Over thinkers are perfectionists. They pride themselves on being great at what they do and strive to do their best. But when they don’t get everything right and come up short, they are their own harshest critic. They have to make lists of what needs done, so they can cross things off said list, and feel accomplished. Sound sleep is a rare thing for over thinkers. They cannot shut the machine that is their brain off – it is constantly swirling and contemplating. And there is always that list running through their heads. 😉

Why write about this now you ask? Over thinking lol. It’s busy time at work and it’s the time of year my brain works extra hard putting out fires and solving puzzles to get everything that needs done done. We’re also doing some deeper stuff in counseling that has me puzzling over why I do some of the things I do – good and bad. So yah – over thinking.

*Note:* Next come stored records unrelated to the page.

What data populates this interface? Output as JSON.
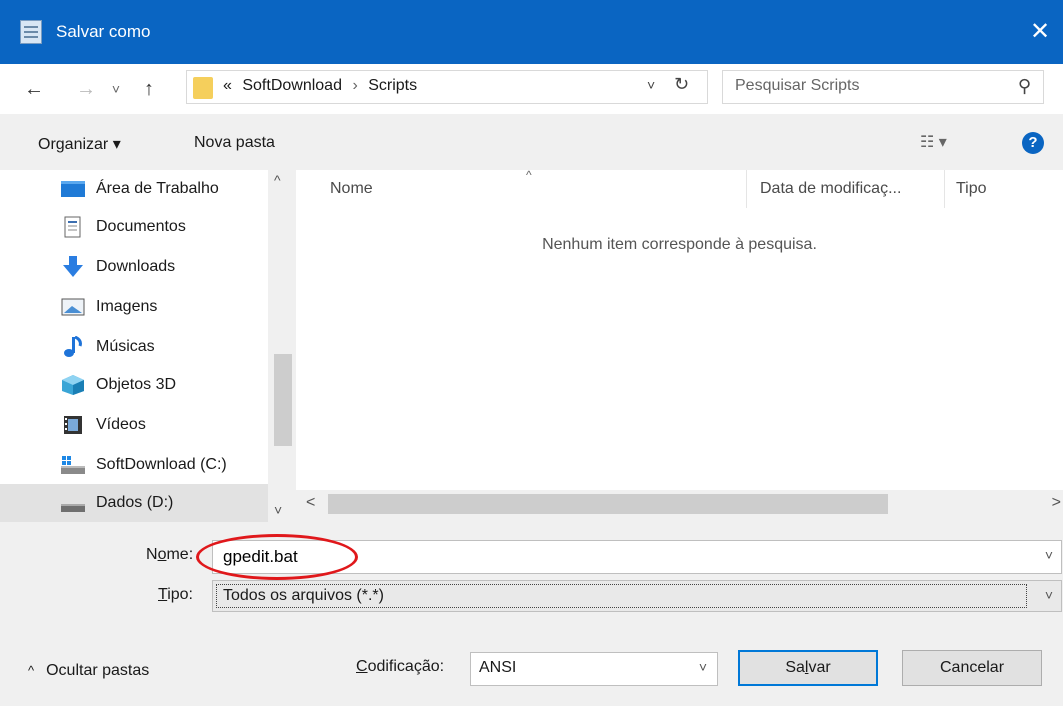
{
  "titlebar": {
    "title": "Salvar como",
    "close_glyph": "✕"
  },
  "nav": {
    "back_glyph": "←",
    "forward_glyph": "→",
    "recent_glyph": "˅",
    "up_glyph": "↑"
  },
  "address": {
    "overflow": "«",
    "crumbs": [
      "SoftDownload",
      "Scripts"
    ],
    "sep": "›",
    "dropdown_glyph": "˅",
    "refresh_glyph": "↻"
  },
  "search": {
    "placeholder": "Pesquisar Scripts",
    "icon_glyph": "⚲"
  },
  "toolbar": {
    "organize_label": "Organizar ▾",
    "new_folder_label": "Nova pasta",
    "views_glyph": "☷ ▾",
    "help_glyph": "?"
  },
  "sidebar": {
    "items": [
      {
        "label": "Área de Trabalho",
        "icon": "desktop-icon"
      },
      {
        "label": "Documentos",
        "icon": "documents-icon"
      },
      {
        "label": "Downloads",
        "icon": "downloads-icon"
      },
      {
        "label": "Imagens",
        "icon": "images-icon"
      },
      {
        "label": "Músicas",
        "icon": "music-icon"
      },
      {
        "label": "Objetos 3D",
        "icon": "3d-objects-icon"
      },
      {
        "label": "Vídeos",
        "icon": "videos-icon"
      },
      {
        "label": "SoftDownload (C:)",
        "icon": "drive-c-icon"
      },
      {
        "label": "Dados (D:)",
        "icon": "drive-d-icon",
        "selected": true
      }
    ],
    "scroll_up": "^",
    "scroll_down": "˅"
  },
  "content": {
    "columns": [
      "Nome",
      "Data de modificaç...",
      "Tipo"
    ],
    "sort_glyph": "^",
    "empty_message": "Nenhum item corresponde à pesquisa.",
    "hscroll_left": "<",
    "hscroll_right": ">"
  },
  "form": {
    "name_label_pre": "N",
    "name_label_ul": "o",
    "name_label_post": "me:",
    "name_value": "gpedit.bat",
    "type_label_ul": "T",
    "type_label_post": "ipo:",
    "type_value": "Todos os arquivos  (*.*)",
    "chevron": "˅"
  },
  "footer": {
    "hide_folders_caret": "^",
    "hide_folders_label": "Ocultar pastas",
    "encoding_label_ul": "C",
    "encoding_label_post": "odificação:",
    "encoding_value": "ANSI",
    "save_pre": "Sa",
    "save_ul": "l",
    "save_post": "var",
    "cancel_label": "Cancelar"
  },
  "colors": {
    "titlebar": "#0a65c2",
    "highlight": "#e0181b",
    "folder": "#f5cf5c",
    "accent": "#0078d7"
  }
}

Hug an over thinker in your life and thank them for the amount of time they spend over thinking about you!

Blessings y’all – Amy

Leave a Reply

Fill in your details below or click an icon to log in:

WordPress.com Logo

You are commenting using your WordPress.com account. Log Out /  Change )

Twitter picture

You are commenting using your Twitter account. Log Out /  Change )

Facebook photo

You are commenting using your Facebook account. Log Out /  Change )

Connecting to %s